organization
publishing date
type
Contribution to journal
publication status
published
subject
in
Journal of Diabetes and its Complications
volume
7
issue
1
pages
49 - 56
publisher
Elsevier
external identifiers
  • pmid:8481551
  • scopus:0027136136
ISSN
1873-460X
DOI
10.1016/1056-8727(93)90024-S
language
English
LU publication?
yes
id
ab845c2c-2579-4edb-b838-28abfba502a2 (old id 1107702)
date added to LUP
2008-07-31 15:40:55
date last changed
2017-08-13 04:29:10
@article{ab845c2c-2579-4edb-b838-28abfba502a2,
  abstract     = {A 5-year follow-up study of 476 type I adult diabetic patients previously studied cross sectionally revealed that, during the observation period, 19 patients died and 30 developed cardiovascular or renal disease, such as myocardial infarction (n = 8), cerebrovascular disease (n = 3), amputation (n = 6), and renal insufficiency (n = 13). The patients were registered by one and the most-severe event only. The yearly death rate was 8.0 per 1000, compared with the expected death rate of 2.0 for people with corresponding age and sex in the general population. In patients with renal insufficiency, one also had myocardial infarction, and one had had an amputation. The ages of patients who died, with myocardial infarction, cerebrovascular disease, amputation, or renal insufficiency, were 44.2 +/- 12.7, 41.3 +/- 6.6, 43.7 +/- 13.2, 45.3 +/- 15.7, and 40.8 +/- 9.8 years, respectively. Urinary albumin concentration in a single early morning urine sample was found to be a strong prognostic marker for the development of cardiovascular disease or death. In contrast, age, gender, age at onset and duration of diabetes, levels of blood pressure, serum creatinine, and HbA1c, or presence of hypertension, as well as changes in blood pressure and hBa1c, during the observation period did not influence the survival or incidence of cardiovascular disease. However, blood pressure and HbA1c were associated with increased urinary albumin concentrations during the follow-up period.},
  author       = {Torffvit, Ole and Agardh, Carl-David},
  issn         = {1873-460X},
  language     = {eng},
  number       = {1},
  pages        = {49--56},
  publisher    = {Elsevier},
  series       = {Journal of Diabetes and its Complications},
  title        = {The predictive value of albuminuria for cardiovascular and renal disease. A 5-year follow-up study of 476 patients with type I diabetes mellitus},

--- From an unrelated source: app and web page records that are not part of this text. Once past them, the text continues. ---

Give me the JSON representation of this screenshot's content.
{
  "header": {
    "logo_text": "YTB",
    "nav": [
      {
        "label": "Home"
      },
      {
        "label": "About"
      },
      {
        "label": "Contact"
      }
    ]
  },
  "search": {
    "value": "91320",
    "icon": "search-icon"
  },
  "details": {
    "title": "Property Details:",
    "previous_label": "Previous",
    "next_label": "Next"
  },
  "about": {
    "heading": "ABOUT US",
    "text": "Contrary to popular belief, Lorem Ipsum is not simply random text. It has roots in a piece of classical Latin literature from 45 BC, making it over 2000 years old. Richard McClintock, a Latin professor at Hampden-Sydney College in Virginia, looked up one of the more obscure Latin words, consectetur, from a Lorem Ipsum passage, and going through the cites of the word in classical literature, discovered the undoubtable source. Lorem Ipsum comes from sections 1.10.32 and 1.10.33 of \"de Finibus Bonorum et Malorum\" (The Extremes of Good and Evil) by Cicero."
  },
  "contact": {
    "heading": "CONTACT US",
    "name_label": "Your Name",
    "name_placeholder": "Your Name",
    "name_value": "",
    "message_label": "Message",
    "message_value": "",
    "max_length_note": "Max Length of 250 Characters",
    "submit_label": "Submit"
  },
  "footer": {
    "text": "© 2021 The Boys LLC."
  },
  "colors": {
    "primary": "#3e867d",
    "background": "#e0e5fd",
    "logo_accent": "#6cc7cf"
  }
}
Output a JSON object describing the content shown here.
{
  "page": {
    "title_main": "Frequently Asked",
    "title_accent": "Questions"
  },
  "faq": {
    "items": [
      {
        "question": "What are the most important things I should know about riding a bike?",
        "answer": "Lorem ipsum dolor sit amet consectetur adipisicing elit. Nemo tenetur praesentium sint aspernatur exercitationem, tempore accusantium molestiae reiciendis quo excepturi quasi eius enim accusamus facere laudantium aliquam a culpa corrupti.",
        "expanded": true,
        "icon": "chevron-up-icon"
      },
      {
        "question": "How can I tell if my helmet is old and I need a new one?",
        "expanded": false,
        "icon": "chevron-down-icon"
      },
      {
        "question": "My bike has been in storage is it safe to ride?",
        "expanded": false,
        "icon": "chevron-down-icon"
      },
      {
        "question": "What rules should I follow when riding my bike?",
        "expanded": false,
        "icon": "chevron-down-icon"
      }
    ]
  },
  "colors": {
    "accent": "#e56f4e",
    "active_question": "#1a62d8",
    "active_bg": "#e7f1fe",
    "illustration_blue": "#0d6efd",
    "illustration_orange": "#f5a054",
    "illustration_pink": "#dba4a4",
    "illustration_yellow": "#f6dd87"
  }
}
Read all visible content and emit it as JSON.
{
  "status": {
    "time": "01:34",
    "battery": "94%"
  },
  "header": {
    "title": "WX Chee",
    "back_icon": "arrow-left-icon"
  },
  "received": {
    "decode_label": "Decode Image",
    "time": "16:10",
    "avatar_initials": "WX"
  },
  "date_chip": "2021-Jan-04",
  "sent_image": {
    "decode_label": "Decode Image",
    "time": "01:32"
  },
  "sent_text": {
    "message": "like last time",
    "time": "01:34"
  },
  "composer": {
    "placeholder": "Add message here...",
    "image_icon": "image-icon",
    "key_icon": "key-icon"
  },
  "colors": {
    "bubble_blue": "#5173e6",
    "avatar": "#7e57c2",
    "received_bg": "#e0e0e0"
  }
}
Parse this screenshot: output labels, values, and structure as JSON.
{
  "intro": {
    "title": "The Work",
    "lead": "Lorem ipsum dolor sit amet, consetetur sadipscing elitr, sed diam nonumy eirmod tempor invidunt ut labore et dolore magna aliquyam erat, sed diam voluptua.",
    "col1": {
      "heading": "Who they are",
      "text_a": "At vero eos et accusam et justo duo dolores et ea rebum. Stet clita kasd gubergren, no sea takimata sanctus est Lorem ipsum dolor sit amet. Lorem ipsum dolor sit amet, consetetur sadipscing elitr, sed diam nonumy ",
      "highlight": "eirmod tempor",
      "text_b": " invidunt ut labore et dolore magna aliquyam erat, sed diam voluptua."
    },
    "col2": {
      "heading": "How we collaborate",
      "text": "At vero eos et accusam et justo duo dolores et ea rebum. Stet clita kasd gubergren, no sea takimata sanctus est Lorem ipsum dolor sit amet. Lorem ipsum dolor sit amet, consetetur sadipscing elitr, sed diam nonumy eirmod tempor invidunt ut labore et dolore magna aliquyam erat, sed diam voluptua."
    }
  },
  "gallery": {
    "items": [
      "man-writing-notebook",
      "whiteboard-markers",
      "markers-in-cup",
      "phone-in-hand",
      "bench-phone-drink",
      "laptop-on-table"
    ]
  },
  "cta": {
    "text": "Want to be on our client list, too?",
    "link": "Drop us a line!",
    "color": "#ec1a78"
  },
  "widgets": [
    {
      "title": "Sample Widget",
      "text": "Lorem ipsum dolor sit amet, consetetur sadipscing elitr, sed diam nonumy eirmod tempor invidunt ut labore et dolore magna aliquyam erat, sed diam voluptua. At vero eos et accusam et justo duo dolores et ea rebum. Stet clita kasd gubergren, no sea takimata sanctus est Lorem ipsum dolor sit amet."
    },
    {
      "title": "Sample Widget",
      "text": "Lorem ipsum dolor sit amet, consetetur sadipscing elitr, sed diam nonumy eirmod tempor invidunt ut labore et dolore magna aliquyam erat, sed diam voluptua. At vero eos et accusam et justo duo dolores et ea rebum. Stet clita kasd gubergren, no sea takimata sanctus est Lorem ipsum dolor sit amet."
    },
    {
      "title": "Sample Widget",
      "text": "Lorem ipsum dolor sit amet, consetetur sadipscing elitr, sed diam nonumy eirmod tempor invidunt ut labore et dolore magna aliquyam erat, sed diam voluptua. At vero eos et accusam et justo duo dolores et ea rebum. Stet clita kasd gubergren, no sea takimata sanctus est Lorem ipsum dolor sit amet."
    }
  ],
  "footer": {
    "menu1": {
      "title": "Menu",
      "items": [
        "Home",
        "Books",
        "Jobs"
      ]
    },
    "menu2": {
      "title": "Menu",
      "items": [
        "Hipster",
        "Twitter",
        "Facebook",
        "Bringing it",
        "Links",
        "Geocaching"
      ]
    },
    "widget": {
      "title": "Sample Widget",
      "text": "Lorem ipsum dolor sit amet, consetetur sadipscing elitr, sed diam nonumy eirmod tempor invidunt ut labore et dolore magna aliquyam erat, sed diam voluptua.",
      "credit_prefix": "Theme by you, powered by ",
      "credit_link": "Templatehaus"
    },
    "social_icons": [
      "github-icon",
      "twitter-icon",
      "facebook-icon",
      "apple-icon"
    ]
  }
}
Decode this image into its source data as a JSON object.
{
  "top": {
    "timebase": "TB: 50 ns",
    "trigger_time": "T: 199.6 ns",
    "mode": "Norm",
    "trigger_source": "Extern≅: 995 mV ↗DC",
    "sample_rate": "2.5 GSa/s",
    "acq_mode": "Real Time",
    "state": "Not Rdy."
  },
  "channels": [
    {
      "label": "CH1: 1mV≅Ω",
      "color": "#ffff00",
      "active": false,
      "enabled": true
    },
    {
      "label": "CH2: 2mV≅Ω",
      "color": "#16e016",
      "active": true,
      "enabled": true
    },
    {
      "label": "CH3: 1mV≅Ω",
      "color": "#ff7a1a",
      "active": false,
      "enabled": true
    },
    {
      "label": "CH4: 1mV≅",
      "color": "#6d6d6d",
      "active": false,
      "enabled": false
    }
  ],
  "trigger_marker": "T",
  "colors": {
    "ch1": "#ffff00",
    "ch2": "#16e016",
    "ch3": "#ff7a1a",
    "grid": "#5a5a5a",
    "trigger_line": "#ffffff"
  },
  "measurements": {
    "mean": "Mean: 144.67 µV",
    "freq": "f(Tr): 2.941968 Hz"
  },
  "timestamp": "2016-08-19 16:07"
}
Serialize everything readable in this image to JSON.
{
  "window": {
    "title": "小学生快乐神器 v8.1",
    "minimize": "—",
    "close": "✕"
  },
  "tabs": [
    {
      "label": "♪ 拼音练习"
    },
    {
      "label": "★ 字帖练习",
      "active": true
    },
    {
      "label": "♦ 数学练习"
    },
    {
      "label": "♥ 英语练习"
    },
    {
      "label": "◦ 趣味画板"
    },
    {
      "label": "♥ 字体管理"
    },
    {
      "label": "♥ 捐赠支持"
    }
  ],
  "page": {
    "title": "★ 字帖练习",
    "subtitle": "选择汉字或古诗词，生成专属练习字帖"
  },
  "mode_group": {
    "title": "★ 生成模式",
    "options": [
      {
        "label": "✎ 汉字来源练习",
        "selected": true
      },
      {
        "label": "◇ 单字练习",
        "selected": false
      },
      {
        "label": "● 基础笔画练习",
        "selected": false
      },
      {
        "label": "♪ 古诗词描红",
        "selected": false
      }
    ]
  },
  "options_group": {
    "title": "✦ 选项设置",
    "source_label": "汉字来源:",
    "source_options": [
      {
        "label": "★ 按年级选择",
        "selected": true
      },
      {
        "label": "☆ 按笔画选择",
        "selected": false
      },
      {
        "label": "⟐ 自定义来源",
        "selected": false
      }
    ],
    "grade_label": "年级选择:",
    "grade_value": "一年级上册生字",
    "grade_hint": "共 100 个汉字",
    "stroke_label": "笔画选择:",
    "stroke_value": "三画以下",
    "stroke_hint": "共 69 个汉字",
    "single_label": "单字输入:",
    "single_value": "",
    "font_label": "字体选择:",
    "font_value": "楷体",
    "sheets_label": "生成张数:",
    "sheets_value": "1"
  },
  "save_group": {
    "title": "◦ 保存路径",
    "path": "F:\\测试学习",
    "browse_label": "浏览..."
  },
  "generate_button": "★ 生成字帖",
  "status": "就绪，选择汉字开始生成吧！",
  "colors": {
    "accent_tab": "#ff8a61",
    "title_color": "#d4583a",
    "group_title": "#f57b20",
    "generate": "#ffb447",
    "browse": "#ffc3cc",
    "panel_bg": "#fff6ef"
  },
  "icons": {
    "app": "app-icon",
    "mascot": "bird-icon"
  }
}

  url          = {http://dx.doi.org/10.1016/1056-8727(93)90024-S},
  volume       = {7},
  year         = {1993},
}